AIB told me that they’d accept the application but it would have to be approved at head office level – This is despite me having personal accounts with them for over 25 years. I decided not to go with them as they do not have a business debit card available.

Ulster Bank refused me. Under no circumstances could they give me a business account, despite the fact I didn’t want any credit arrangements from them. I have two personal accounts with over €15,000 with them right now (not for long).

BOI, I have a meeting with tomorrow. I’ve spoken with the business manager & he’s told me they have a business debit card (so do UB, AIB do not). But I did pick up on a little uncertainty from him. This meeting was arranged by my accountant who certified my company’s liquidity.

By comparison, I was looking into banking in the US as most of my dealings will be there & they’re falling over themselves to do business. With the proviso that you have to physically walk into a branch to open the account – seems like an excuse to go to NYC to me.

In addition, they seem more innovative, paying interest on current accounts of minimum 1.5%, If you’re dealing with a lot of cheques, they’ll give you a cheque scanner so that you can “lodge” them through your online banking, you then mail in the physical cheques at your leisure, the cheques (or checks), are lodged to your account once scanned. One particular bank has an iPhone/android app that you use to photograph & scan the cheque, once again, immediate lodgement.

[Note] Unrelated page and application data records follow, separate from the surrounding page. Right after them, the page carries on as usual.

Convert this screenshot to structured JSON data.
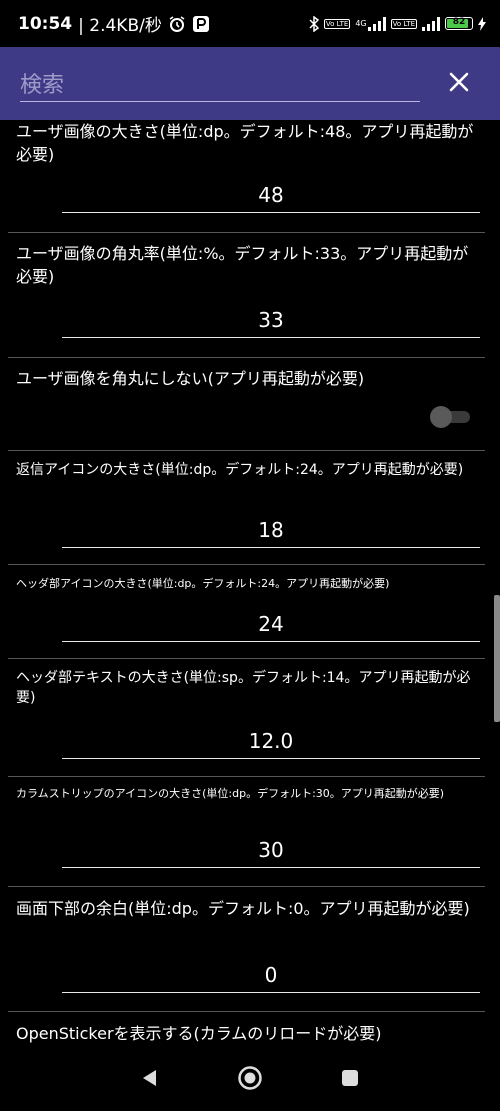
{
  "status": {
    "time": "10:54",
    "network_speed": "| 2.4KB/秒",
    "net1": "Vo LTE",
    "net2": "4G",
    "net3": "Vo LTE",
    "battery": "82"
  },
  "appbar": {
    "search_placeholder": "検索",
    "close_icon": "close-icon"
  },
  "settings": [
    {
      "label": "ユーザ画像の大きさ(単位:dp。デフォルト:48。アプリ再起動が必要)",
      "value": "48"
    },
    {
      "label": "ユーザ画像の角丸率(単位:%。デフォルト:33。アプリ再起動が必要)",
      "value": "33"
    },
    {
      "label": "ユーザ画像を角丸にしない(アプリ再起動が必要)"
    },
    {
      "label": "返信アイコンの大きさ(単位:dp。デフォルト:24。アプリ再起動が必要)",
      "value": "18"
    },
    {
      "label": "ヘッダ部アイコンの大きさ(単位:dp。デフォルト:24。アプリ再起動が必要)",
      "value": "24"
    },
    {
      "label": "ヘッダ部テキストの大きさ(単位:sp。デフォルト:14。アプリ再起動が必要)",
      "value": "12.0"
    },
    {
      "label": "カラムストリップのアイコンの大きさ(単位:dp。デフォルト:30。アプリ再起動が必要)",
      "value": "30"
    },
    {
      "label": "画面下部の余白(単位:dp。デフォルト:0。アプリ再起動が必要)",
      "value": "0"
    },
    {
      "label": "OpenStickerを表示する(カラムのリロードが必要)"
    }
  ],
  "toggle_state": false,
  "nav": {
    "back_icon": "back-icon",
    "home_icon": "home-icon",
    "recents_icon": "recents-icon"
  }
}
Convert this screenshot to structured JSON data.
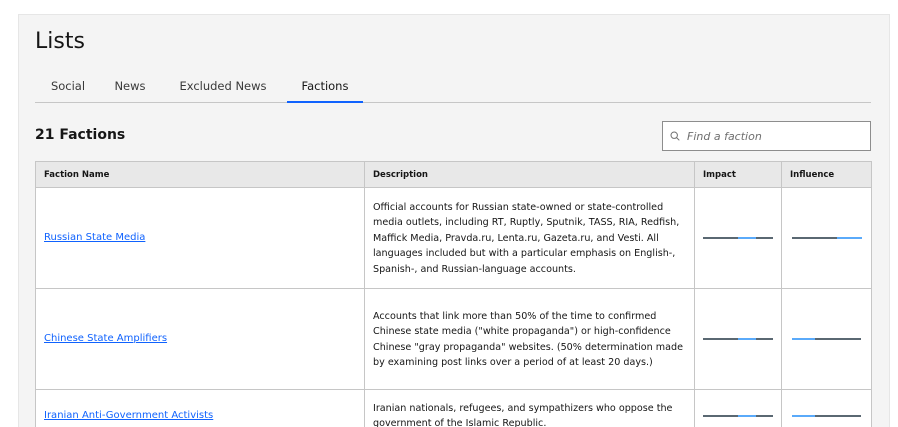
{
  "page": {
    "title": "Lists"
  },
  "tabs": [
    {
      "label": "Social",
      "active": false
    },
    {
      "label": "News",
      "active": false
    },
    {
      "label": "Excluded News",
      "active": false
    },
    {
      "label": "Factions",
      "active": true
    }
  ],
  "factions": {
    "count_title": "21 Factions",
    "search_placeholder": "Find a faction",
    "columns": [
      "Faction Name",
      "Description",
      "Impact",
      "Influence"
    ],
    "rows": [
      {
        "name": "Russian State Media",
        "description": "Official accounts for Russian state-owned or state-controlled media outlets, including RT, Ruptly, Sputnik, TASS, RIA, Redfish, Maffick Media, Pravda.ru, Lenta.ru, Gazeta.ru, and Vesti. All languages included but with a particular emphasis on English-, Spanish-, and Russian-language accounts.",
        "impact": {
          "segments": [
            0.5,
            0.25,
            0.25
          ],
          "highlight": 1
        },
        "influence": {
          "segments": [
            0.65,
            0.35
          ],
          "highlight": 1
        }
      },
      {
        "name": "Chinese State Amplifiers",
        "description": "Accounts that link more than 50% of the time to confirmed Chinese state media (\"white propaganda\") or high-confidence Chinese \"gray propaganda\" websites. (50% determination made by examining post links over a period of at least 20 days.)",
        "impact": {
          "segments": [
            0.5,
            0.25,
            0.25
          ],
          "highlight": 1
        },
        "influence": {
          "segments": [
            0.33,
            0.67
          ],
          "highlight": 0
        }
      },
      {
        "name": "Iranian Anti-Government Activists",
        "description": "Iranian nationals, refugees, and sympathizers who oppose the government of the Islamic Republic.",
        "impact": {
          "segments": [
            0.5,
            0.25,
            0.25
          ],
          "highlight": 1
        },
        "influence": {
          "segments": [
            0.33,
            0.67
          ],
          "highlight": 0
        }
      }
    ]
  },
  "colors": {
    "bar_base": "#5a6872",
    "bar_highlight": "#5aaafa",
    "link": "#0f62fe",
    "tab_indicator": "#0f62fe"
  }
}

I believe that banks in Ireland are throttling business & recovery, it’s not going to end well.

Also, there’s a number of services I want to avail of in the US which require a US based Credit/Debit Card. Stamps.com for example allow you to hook up a digital usb scales to your PC/Mac weigh your parcels/letters & print your own postage either direct to the envelope or to a label, (it also prints the address from & to). You set up an account & it deducts the cost of postage with every one. I want to get this set up ($15 monthly charge but worth it for the time saving involved), to allow my person on the ground to process deliveries as efficiently as possible. I’ll also be able to keep an eye on them as I’ll know what orders came in & what was sent out on a daily basis.

I got around this by having them order a paypal rechargeable debit card to their address in my name. I can connect this to my paypal account here in Ireland & feed it from there. There’s a charge of $5.50 per month for the card, but no further charges.

Maybe the banks here did me a favour by having me think about how to do things better, but they will lose my business. I’m intending on opening a personal & business account on my next US trip. I’ll be transferring funds in & using them in the future.

They’ve pushed us toward electronic banking & cut the number of branches we can visit, not to mention the number of windows open in those that remain. What they didn’t think about was the fact that we don’t *have* to do business in Ireland & they’re not the only banks in the world :)

 

Retweet